Dataset rows for apps and sites:
+-------+

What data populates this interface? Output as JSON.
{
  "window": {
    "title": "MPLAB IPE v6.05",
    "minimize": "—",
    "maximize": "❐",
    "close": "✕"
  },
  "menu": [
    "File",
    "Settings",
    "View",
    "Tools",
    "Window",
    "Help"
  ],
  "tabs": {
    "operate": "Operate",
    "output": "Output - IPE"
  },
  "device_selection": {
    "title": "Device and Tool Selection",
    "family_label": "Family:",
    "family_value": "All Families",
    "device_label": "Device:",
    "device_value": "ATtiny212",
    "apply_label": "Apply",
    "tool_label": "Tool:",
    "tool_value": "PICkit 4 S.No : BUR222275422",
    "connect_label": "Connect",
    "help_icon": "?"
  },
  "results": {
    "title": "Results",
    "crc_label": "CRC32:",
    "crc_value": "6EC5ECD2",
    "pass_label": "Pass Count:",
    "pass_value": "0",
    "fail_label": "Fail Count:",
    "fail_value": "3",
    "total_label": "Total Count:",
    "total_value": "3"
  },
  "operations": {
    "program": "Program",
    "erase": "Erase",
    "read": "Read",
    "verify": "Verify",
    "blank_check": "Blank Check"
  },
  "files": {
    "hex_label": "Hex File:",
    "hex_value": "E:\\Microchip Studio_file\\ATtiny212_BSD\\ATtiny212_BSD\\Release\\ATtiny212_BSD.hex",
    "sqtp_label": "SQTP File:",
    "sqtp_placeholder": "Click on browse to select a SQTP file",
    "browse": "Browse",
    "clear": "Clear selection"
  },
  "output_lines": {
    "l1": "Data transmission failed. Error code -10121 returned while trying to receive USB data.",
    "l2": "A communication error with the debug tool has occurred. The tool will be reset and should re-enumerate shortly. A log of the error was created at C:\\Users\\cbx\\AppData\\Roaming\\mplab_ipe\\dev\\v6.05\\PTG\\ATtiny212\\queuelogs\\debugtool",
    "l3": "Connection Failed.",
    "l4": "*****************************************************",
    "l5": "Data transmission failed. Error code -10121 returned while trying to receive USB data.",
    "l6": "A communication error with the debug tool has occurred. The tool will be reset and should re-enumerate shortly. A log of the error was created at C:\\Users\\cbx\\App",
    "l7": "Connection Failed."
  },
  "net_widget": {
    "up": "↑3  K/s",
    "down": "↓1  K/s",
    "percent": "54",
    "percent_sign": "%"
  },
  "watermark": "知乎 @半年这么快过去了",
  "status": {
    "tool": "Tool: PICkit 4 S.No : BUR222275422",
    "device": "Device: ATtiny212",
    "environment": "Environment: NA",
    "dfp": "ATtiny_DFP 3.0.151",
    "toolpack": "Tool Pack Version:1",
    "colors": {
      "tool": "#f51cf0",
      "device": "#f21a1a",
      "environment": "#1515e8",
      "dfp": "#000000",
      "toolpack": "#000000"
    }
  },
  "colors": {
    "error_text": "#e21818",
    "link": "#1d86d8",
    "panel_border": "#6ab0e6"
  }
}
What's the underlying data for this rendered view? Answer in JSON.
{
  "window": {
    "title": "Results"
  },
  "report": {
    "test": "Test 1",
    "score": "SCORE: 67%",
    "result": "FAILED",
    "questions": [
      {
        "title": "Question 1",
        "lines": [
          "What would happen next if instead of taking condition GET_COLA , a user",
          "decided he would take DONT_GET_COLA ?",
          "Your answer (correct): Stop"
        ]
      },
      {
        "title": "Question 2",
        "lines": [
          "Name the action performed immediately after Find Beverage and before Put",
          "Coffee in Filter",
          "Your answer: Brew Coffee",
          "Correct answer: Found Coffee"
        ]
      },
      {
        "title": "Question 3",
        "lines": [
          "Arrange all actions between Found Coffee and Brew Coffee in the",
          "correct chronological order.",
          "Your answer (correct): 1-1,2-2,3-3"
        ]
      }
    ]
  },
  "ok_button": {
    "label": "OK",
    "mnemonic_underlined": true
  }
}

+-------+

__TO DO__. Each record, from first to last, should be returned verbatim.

__RESULT BELOW__.
What data populates this interface? Output as JSON.
{
  "window": {
    "title": "MPLAB IPE v6.05",
    "minimize": "—",
    "maximize": "❐",
    "close": "✕"
  },
  "menu": [
    "File",
    "Settings",
    "View",
    "Tools",
    "Window",
    "Help"
  ],
  "tabs": {
    "operate": "Operate",
    "output": "Output - IPE"
  },
  "device_selection": {
    "title": "Device and Tool Selection",
    "family_label": "Family:",
    "family_value": "All Families",
    "device_label": "Device:",
    "device_value": "ATtiny212",
    "apply_label": "Apply",
    "tool_label": "Tool:",
    "tool_value": "PICkit 4 S.No : BUR222275422",
    "connect_label": "Connect",
    "help_icon": "?"
  },
  "results": {
    "title": "Results",
    "crc_label": "CRC32:",
    "crc_value": "6EC5ECD2",
    "pass_label": "Pass Count:",
    "pass_value": "0",
    "fail_label": "Fail Count:",
    "fail_value": "3",
    "total_label": "Total Count:",
    "total_value": "3"
  },
  "operations": {
    "program": "Program",
    "erase": "Erase",
    "read": "Read",
    "verify": "Verify",
    "blank_check": "Blank Check"
  },
  "files": {
    "hex_label": "Hex File:",
    "hex_value": "E:\\Microchip Studio_file\\ATtiny212_BSD\\ATtiny212_BSD\\Release\\ATtiny212_BSD.hex",
    "sqtp_label": "SQTP File:",
    "sqtp_placeholder": "Click on browse to select a SQTP file",
    "browse": "Browse",
    "clear": "Clear selection"
  },
  "output_lines": {
    "l1": "Data transmission failed. Error code -10121 returned while trying to receive USB data.",
    "l2": "A communication error with the debug tool has occurred. The tool will be reset and should re-enumerate shortly. A log of the error was created at C:\\Users\\cbx\\AppData\\Roaming\\mplab_ipe\\dev\\v6.05\\PTG\\ATtiny212\\queuelogs\\debugtool",
    "l3": "Connection Failed.",
    "l4": "*****************************************************",
    "l5": "Data transmission failed. Error code -10121 returned while trying to receive USB data.",
    "l6": "A communication error with the debug tool has occurred. The tool will be reset and should re-enumerate shortly. A log of the error was created at C:\\Users\\cbx\\App",
    "l7": "Connection Failed."
  },
  "net_widget": {
    "up": "↑3  K/s",
    "down": "↓1  K/s",
    "percent": "54",
    "percent_sign": "%"
  },
  "watermark": "知乎 @半年这么快过去了",
  "status": {
    "tool": "Tool: PICkit 4 S.No : BUR222275422",
    "device": "Device: ATtiny212",
    "environment": "Environment: NA",
    "dfp": "ATtiny_DFP 3.0.151",
    "toolpack": "Tool Pack Version:1",
    "colors": {
      "tool": "#f51cf0",
      "device": "#f21a1a",
      "environment": "#1515e8",
      "dfp": "#000000",
      "toolpack": "#000000"
    }
  },
  "colors": {
    "error_text": "#e21818",
    "link": "#1d86d8",
    "panel_border": "#6ab0e6"
  }
}
What's the underlying data for this rendered view? Answer in JSON.
{
  "window": {
    "title": "Results"
  },
  "report": {
    "test": "Test 1",
    "score": "SCORE: 67%",
    "result": "FAILED",
    "questions": [
      {
        "title": "Question 1",
        "lines": [
          "What would happen next if instead of taking condition GET_COLA , a user",
          "decided he would take DONT_GET_COLA ?",
          "Your answer (correct): Stop"
        ]
      },
      {
        "title": "Question 2",
        "lines": [
          "Name the action performed immediately after Find Beverage and before Put",
          "Coffee in Filter",
          "Your answer: Brew Coffee",
          "Correct answer: Found Coffee"
        ]
      },
      {
        "title": "Question 3",
        "lines": [
          "Arrange all actions between Found Coffee and Brew Coffee in the",
          "correct chronological order.",
          "Your answer (correct): 1-1,2-2,3-3"
        ]
      }
    ]
  },
  "ok_button": {
    "label": "OK",
    "mnemonic_underlined": true
  }
}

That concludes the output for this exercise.